lately i get lots and lots of requests for “can i help?” at home in the kitchen. cheese grating, table setting, measuring and stirring ingredients, and even (though i wasn’t quite ready for it- he was!) carrying a pot of food over to the table with potholders. he asked rich and i quite a while ago that we include him when we ask for something to be passed at the table- meaning he wanted rich and i to not reach past him, but to pass things to him to then pass to the next person. it was something i had not even really been conscious of, but he was able to articulate so well his prosocial need to be included in this important part of the dinner process. he still sometimes needs to remind us, but i do make a more conscious effort now to ask him for the ketchup if it is in front of him instead of reaching for it myself.

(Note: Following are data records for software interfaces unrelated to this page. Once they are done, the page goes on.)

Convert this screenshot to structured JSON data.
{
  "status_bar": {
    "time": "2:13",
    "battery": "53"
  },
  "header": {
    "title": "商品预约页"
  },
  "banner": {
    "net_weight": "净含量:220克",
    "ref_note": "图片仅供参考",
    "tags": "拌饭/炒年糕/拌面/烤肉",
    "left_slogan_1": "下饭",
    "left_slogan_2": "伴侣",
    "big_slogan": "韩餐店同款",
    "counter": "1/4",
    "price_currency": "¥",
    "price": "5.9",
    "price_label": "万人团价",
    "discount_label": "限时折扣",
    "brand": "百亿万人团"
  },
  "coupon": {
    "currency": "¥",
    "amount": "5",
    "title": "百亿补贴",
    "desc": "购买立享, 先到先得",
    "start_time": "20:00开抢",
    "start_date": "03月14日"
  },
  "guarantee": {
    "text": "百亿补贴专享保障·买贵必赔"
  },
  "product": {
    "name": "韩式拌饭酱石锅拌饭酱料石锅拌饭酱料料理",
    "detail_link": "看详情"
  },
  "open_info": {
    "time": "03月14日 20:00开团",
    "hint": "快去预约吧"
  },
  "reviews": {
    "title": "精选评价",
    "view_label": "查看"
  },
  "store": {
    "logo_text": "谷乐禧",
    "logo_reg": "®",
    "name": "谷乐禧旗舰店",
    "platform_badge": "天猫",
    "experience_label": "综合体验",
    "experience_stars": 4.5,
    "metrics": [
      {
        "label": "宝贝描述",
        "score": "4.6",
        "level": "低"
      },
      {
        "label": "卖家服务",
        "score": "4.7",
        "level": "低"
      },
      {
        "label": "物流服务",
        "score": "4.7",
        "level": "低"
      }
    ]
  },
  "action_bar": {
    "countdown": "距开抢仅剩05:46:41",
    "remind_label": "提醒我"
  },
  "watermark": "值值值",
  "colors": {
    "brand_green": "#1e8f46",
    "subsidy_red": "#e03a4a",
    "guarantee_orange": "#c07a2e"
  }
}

my sister in law (i have two awesome ones) got the kids all involved in washing dessert dishes one night on the trip, giving them each a scrub brush and ending up thoroughly soaking her own shirt in the process. since we have been home, quinn has actually mentioned washing dessert dishes as something he would like to help with more (and he sliced all the eggs for caesar salad the other day). i don’t know that i can make dish washing quite as fun as aunt c did, but that would be her elementary art teacher background coming into play.
just before the trip, i was cleaning out the inside of my car, and quinn joined in to help excavate the piles of driftwood, sticks, pinecones, and rocks he had been collecting in the backseat and remove them to his playhouse. when he got back, i had turned on the shop vac and was shocked to hear him ask eagerly, “can i do it?” shocked, because i am so used to him being opposed to loud sounds that i was surprised his eagerness to do this job outweighed his reluctance to be around the loud noise it necessitated. he vaguely nodded when i asked if he’d like the ear muffs, but was already well on his way to doing a much more thorough job than i had been. (not only was he more fastidious about it, he also fits a lot better under the steering wheel and in other tight spaces than i do!)
work is fun! (and so is sucking your lips into a shop vac!)